__Input material__:

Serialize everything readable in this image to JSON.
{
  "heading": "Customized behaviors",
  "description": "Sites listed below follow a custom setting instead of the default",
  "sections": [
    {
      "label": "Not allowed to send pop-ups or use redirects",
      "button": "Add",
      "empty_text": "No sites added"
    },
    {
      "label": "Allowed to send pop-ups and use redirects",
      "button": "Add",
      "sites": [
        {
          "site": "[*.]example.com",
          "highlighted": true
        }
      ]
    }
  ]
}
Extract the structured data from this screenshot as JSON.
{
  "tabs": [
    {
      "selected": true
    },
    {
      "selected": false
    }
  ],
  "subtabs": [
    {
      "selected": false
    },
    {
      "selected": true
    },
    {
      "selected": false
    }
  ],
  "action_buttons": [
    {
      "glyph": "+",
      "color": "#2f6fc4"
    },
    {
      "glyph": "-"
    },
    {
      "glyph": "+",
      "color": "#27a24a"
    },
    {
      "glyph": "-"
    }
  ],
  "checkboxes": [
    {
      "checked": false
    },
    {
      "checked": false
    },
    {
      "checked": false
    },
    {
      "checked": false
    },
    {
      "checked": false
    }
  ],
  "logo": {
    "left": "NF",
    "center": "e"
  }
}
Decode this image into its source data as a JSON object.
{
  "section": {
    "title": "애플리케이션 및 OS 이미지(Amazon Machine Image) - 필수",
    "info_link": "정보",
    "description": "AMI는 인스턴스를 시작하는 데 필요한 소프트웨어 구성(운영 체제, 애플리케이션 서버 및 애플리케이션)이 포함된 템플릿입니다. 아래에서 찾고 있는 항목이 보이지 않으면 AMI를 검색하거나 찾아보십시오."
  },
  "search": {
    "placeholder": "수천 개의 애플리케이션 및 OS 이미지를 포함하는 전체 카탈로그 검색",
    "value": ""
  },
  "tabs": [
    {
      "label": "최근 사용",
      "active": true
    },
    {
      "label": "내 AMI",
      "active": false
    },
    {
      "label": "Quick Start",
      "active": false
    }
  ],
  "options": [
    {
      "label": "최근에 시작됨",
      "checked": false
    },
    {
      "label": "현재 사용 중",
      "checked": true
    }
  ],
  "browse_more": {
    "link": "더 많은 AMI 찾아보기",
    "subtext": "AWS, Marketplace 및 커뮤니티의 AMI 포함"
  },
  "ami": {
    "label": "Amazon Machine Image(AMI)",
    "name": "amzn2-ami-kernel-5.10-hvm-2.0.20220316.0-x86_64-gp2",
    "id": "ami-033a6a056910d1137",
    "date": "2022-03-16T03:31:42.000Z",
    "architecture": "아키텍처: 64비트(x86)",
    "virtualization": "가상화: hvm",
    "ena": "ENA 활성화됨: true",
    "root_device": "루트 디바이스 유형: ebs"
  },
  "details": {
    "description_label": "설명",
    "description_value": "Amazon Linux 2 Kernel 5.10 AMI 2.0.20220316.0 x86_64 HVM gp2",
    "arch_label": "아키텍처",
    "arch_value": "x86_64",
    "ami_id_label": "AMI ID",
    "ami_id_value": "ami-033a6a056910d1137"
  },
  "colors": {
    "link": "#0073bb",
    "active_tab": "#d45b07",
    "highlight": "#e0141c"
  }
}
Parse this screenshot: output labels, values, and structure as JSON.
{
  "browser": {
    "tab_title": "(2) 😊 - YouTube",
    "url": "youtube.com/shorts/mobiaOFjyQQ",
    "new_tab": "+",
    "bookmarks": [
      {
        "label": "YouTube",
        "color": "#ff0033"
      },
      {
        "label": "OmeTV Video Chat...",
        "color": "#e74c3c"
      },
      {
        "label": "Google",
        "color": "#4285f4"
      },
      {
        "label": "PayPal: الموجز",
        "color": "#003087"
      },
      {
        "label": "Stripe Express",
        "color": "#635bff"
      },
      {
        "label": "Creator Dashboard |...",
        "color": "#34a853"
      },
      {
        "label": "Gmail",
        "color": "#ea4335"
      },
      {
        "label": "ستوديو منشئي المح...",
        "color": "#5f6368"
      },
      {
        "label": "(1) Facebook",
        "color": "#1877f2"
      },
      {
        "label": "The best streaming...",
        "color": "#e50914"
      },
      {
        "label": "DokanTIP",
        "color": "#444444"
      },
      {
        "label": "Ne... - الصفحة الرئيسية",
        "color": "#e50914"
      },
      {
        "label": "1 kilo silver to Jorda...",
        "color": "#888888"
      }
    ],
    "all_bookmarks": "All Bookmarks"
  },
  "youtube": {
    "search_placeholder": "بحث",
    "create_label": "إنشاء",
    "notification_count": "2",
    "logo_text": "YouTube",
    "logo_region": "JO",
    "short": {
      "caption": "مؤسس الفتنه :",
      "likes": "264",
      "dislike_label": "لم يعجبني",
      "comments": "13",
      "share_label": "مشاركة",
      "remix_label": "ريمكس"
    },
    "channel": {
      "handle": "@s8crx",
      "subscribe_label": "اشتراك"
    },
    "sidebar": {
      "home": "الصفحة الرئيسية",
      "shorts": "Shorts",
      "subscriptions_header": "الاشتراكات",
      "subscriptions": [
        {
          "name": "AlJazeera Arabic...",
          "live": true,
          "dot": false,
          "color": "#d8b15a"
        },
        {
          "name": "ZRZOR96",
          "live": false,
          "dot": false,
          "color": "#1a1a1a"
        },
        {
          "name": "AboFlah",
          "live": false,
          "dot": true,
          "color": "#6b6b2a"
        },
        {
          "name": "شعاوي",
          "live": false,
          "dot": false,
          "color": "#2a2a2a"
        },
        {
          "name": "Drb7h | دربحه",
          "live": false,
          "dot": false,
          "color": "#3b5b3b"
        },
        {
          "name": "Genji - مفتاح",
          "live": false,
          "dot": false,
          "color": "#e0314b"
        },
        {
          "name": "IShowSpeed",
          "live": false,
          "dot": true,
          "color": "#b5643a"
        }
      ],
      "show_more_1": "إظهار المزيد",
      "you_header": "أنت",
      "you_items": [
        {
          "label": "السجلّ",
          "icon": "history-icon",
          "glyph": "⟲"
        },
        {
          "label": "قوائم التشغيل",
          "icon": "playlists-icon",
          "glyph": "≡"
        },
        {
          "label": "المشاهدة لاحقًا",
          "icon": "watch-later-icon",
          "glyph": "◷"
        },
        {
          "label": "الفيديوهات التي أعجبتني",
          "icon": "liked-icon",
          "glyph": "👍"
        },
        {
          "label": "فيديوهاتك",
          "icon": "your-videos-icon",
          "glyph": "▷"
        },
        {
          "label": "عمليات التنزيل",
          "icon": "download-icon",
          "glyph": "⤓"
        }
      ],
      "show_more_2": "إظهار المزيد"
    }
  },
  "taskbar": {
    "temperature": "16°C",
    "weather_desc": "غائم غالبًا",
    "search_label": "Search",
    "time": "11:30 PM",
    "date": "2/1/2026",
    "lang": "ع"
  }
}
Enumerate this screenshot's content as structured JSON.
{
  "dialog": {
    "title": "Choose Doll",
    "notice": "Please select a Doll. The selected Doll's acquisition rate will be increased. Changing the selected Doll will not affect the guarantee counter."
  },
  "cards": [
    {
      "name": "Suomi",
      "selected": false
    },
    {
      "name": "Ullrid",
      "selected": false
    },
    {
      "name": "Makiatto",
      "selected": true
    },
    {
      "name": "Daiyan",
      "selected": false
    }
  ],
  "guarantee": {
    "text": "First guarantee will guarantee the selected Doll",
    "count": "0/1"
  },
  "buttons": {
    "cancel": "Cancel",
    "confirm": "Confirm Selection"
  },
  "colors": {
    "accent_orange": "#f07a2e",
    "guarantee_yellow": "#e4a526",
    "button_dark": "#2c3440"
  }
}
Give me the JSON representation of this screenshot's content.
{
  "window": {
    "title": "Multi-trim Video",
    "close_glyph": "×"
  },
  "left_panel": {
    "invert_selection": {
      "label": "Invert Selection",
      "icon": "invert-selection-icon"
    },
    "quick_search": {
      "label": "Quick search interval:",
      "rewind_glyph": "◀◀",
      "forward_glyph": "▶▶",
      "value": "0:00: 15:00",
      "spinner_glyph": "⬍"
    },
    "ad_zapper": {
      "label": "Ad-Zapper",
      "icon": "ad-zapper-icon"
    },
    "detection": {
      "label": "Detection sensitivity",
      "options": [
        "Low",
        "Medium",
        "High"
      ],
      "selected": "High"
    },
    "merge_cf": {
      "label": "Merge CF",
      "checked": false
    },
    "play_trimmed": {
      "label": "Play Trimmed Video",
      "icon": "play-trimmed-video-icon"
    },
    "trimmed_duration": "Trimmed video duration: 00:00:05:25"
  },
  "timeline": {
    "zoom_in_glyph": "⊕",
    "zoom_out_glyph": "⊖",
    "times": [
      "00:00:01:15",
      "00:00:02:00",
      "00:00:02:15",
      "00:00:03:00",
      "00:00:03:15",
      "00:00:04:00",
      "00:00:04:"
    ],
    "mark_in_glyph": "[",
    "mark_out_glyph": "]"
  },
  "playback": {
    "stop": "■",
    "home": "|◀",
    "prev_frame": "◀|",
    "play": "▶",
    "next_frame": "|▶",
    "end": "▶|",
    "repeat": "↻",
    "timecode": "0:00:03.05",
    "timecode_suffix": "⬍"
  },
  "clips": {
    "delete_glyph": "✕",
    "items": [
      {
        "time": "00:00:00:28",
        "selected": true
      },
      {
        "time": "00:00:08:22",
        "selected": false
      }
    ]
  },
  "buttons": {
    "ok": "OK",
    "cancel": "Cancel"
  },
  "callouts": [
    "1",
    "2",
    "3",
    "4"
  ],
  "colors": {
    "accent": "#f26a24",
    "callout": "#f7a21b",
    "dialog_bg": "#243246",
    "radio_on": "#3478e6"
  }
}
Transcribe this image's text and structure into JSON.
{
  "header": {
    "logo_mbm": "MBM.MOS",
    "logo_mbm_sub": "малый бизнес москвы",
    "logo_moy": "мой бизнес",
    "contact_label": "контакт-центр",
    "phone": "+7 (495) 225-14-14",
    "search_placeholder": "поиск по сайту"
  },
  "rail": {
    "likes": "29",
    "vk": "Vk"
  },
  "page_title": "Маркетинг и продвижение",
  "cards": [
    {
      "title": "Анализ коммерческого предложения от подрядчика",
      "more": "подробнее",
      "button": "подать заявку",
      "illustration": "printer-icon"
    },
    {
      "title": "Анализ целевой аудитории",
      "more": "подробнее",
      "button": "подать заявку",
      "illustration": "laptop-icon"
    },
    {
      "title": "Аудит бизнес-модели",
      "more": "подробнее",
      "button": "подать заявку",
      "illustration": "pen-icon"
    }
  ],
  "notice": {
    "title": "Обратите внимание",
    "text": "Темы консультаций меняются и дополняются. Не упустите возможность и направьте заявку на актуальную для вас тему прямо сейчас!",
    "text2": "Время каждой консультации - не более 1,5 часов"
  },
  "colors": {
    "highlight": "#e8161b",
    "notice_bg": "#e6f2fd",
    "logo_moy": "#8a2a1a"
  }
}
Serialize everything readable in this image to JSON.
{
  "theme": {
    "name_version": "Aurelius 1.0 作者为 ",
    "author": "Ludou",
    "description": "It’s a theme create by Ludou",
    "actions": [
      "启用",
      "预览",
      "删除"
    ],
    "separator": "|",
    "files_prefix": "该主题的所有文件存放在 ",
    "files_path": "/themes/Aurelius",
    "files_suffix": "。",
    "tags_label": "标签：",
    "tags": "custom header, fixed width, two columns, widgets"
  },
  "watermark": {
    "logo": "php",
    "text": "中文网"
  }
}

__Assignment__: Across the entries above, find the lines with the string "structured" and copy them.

__Result for this task__:
Extract the structured data from this screenshot as JSON.
Enumerate this screenshot's content as structured JSON.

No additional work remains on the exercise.